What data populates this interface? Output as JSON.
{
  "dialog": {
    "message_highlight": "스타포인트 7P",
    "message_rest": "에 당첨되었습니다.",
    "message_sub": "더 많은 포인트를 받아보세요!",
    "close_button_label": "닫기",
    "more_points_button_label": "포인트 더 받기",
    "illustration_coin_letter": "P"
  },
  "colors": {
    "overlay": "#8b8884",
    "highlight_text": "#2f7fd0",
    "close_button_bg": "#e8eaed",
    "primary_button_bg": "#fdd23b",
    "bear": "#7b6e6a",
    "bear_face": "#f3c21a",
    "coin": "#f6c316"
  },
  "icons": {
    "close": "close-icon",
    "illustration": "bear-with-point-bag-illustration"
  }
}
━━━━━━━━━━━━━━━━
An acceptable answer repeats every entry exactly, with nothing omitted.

What data populates this interface? Output as JSON.
{
  "dialog": {
    "message_highlight": "스타포인트 7P",
    "message_rest": "에 당첨되었습니다.",
    "message_sub": "더 많은 포인트를 받아보세요!",
    "close_button_label": "닫기",
    "more_points_button_label": "포인트 더 받기",
    "illustration_coin_letter": "P"
  },
  "colors": {
    "overlay": "#8b8884",
    "highlight_text": "#2f7fd0",
    "close_button_bg": "#e8eaed",
    "primary_button_bg": "#fdd23b",
    "bear": "#7b6e6a",
    "bear_face": "#f3c21a",
    "coin": "#f6c316"
  },
  "icons": {
    "close": "close-icon",
    "illustration": "bear-with-point-bag-illustration"
  }
}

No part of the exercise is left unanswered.